Stochastic fracture network models (Dershowitz & Einstein 1988) are commonly employed to deal with uncertainties in the mechanical and geometrical characterization of discontinuities in rock masses. The estimation of joint network model parameters, is, however, a challenging problem that needs to be solved for the use of such models in rock engineering applications. In that sense, being able to asses the influence that different parameters of the stochastic network model have in the engineering performance of the project of interest becomes a relevant aspect of rock engineering, as it allows rock site characterization and design procedures to be optimized, or at least more efficiently accomplished (Starzec & Andersson 2002).

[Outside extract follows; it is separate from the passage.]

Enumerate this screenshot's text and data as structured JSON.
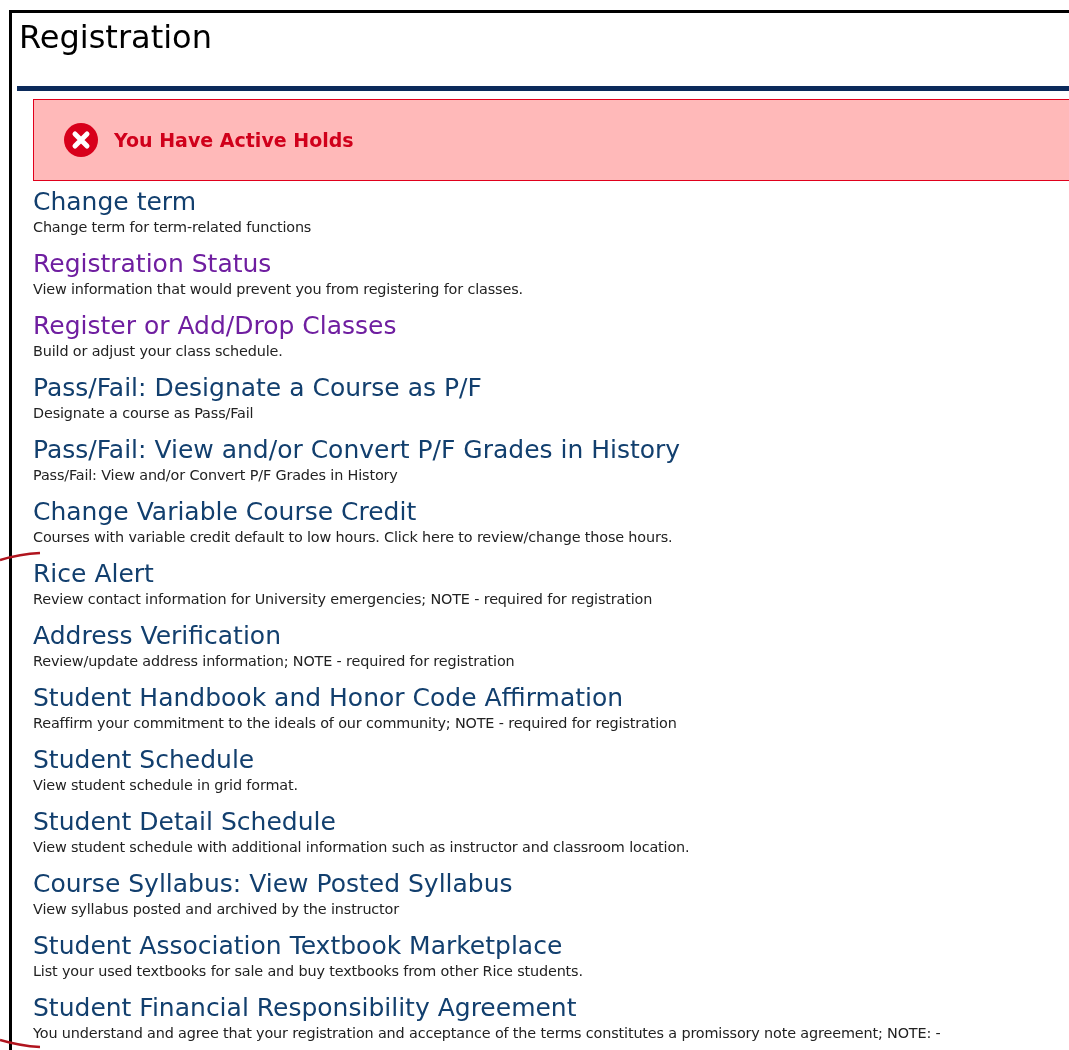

In this work we study the problem of formation of removable blocks in rock excavations. Monte Carlo simulation methods are used - in conjunction with the Poisson Disk model - to generate successive realizations of the discontinuity network in the rock mass, and block theory (Goodman & Shi 1985, Goodman 1995) is employed to identify removable blocks - i.e., blocks with kinematical admissibility for displacement toward the excavated free face. Poisson regression is then used to develop a predictive model of the rate of formation of removable blocks of different sizes. In addition, we explore the engineering significance of parameters - or interactions between parameters - of the network model, identifying those that are not statistically relevant in the context of removable blocks formation, and studying the effects that variations in their values have in the rate of formation of removable blocks.
Removability is a necessary condition for a block to fail. Accordingly, the methodology presented herein might be further extended to compute the prediction of rates of formation of unstable blocks. To that end, once that removable blocks are identified, their stability may assessed - using, for instance, limitequilibrium or vector methods (Warburton 1993) - in order to identify removable, unstable blocks.